The oldest building in town from 1828 now houses the local municipal museum. The pitch black painted Norwegian House, Norska husid, in Hafnargata road is so named because the original materials used for construction were all imported from Norway. It was for a time the largest private home in the country. The building you see today looks like the original but has more or less been rebuilt from scratch. Inside you will find on the ground floor a nice permanent exhibition dedicated to the birds of the area but on second floor you will be transported to a nineteenth century living space of the wealthy first owner. The site is open daily in summertime, 12 – 17, but visits can be arranged at other times. Admission is 7$ / 5€.

Here also is found a smaller but much older church right beside Narfeyrarstofa restaurant. It is usually not open for visits anymore but those interested should inquire in the Norwegian House. On good days locals are all but happy to satisfy the curiosity of strangers.

The larger and better known church, the futuristic Stykkisholmskirkja, is open every day in summer for visits and most often open in wintertime as well.

Scattered in town you can find and visit the workshops of local handicraft artists but these have a mighty touristy feel about them. Amongst those are Gallery Leir 7 at Hamraendar street, Gallery Braggi at Adalstraeti street and Gallery Smavinir in Norwegian House.

There is no shortage of places to stay in Stykkisholmur. The local Hotel Stykkisholmur is right by the golf course and prices are decent compared with other hotels in the country. Expect mediocrity and a few minutes walk into town center. Another option is Hotel Egilsen in Adalgata 2 housed in a lovely old building but on the pricey side of life.

For any visitors low on cash reserves check out the local guesthouses and B&B´s here.
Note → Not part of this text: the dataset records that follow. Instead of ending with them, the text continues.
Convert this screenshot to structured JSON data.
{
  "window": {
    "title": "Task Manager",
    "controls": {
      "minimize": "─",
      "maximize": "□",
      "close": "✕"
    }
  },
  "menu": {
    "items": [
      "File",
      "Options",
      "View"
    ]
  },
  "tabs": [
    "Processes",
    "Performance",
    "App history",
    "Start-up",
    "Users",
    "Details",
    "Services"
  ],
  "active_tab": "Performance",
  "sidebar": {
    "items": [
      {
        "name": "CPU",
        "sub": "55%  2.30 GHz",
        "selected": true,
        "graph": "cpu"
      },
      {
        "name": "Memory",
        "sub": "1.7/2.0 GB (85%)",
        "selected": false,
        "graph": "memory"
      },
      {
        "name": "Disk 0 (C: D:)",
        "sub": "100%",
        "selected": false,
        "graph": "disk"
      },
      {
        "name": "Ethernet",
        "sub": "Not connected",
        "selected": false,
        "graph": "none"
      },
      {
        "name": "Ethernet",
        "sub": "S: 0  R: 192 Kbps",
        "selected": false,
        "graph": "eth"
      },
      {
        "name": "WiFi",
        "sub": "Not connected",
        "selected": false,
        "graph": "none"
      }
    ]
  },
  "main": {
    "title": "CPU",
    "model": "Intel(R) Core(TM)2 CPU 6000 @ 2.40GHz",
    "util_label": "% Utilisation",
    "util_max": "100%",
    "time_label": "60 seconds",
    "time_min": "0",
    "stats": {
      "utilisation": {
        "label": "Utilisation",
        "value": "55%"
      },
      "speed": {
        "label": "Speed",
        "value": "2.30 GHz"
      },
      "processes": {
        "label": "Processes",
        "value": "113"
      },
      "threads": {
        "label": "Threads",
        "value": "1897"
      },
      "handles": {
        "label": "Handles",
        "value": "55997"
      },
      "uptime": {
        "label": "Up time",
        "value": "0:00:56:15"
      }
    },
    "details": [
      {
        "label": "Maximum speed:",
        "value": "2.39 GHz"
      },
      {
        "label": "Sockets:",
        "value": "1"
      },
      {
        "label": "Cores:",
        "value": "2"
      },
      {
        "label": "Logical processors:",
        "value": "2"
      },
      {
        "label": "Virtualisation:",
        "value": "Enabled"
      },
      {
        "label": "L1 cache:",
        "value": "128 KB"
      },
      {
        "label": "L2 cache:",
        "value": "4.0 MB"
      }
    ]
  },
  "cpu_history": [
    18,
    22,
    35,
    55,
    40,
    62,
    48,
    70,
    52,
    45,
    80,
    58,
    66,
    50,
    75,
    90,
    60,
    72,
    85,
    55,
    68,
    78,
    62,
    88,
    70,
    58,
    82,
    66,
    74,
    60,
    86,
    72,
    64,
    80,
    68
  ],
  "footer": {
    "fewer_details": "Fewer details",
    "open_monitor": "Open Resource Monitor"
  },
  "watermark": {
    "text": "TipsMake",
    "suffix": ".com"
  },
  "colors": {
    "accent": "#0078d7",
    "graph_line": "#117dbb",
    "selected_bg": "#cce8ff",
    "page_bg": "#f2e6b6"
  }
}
A popular one is Guesthouse Baenir & Braud at Laufasvegur road. Nice place but never a favorite for locals for it is owned by one of the most famous bankers of the great Icelandic banking crash of 2008. Money spent here will probably end up in the pockets of lawyers defending him in the courts. Other options include Guesthouse Holmurinn at Skulagata road, Guesthouse Sundabakki at Sundabakki road.

» The very first weather station in Iceland was set up here in 1845.

» From Reykjavik take the Ring Road to Borgarnes and soon therafter turn left to Snaefellsvegur road number 54. Then either drive the whole Snaefellsnes peninsula on that road or turn right on road 56, Vatnaleid, over the mountain range. Also possible to take road number 60 left on Ring Road further in Borgarfjordur valley and then turn onto Snaefellsnes road 54.

» Stykkisholmur is a nice stop and the old buildings of downtown are worth the time. This place is good for half a day but not much more

View Stykkisholmur in Iceland in a larger map